Task directions:
For each line of the listing below that contains the string "label", copy the line.

Source material:
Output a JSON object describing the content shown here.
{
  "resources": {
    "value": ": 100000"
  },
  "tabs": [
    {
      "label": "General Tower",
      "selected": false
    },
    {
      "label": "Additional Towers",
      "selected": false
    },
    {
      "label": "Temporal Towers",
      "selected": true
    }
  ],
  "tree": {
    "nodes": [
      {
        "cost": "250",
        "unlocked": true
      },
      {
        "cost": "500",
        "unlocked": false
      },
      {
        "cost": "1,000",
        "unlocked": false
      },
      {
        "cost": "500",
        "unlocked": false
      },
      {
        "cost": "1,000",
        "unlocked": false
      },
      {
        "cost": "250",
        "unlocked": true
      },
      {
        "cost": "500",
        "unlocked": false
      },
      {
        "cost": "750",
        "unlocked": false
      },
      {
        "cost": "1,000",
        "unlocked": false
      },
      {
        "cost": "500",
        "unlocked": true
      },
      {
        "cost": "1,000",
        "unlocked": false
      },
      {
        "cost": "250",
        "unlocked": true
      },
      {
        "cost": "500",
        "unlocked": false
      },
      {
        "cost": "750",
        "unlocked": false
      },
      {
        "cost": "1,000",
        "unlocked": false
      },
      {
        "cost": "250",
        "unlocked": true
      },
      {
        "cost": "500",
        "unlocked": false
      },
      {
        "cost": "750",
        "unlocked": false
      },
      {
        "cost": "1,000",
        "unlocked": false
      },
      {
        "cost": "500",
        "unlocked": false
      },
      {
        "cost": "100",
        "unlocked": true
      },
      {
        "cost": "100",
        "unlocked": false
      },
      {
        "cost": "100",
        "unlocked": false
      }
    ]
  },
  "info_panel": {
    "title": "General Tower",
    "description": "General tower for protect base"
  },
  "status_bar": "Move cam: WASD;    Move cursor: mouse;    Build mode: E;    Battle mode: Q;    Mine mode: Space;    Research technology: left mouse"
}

Output of the exercise:
      "label": "General Tower",
      "label": "Additional Towers",
      "label": "Temporal Towers",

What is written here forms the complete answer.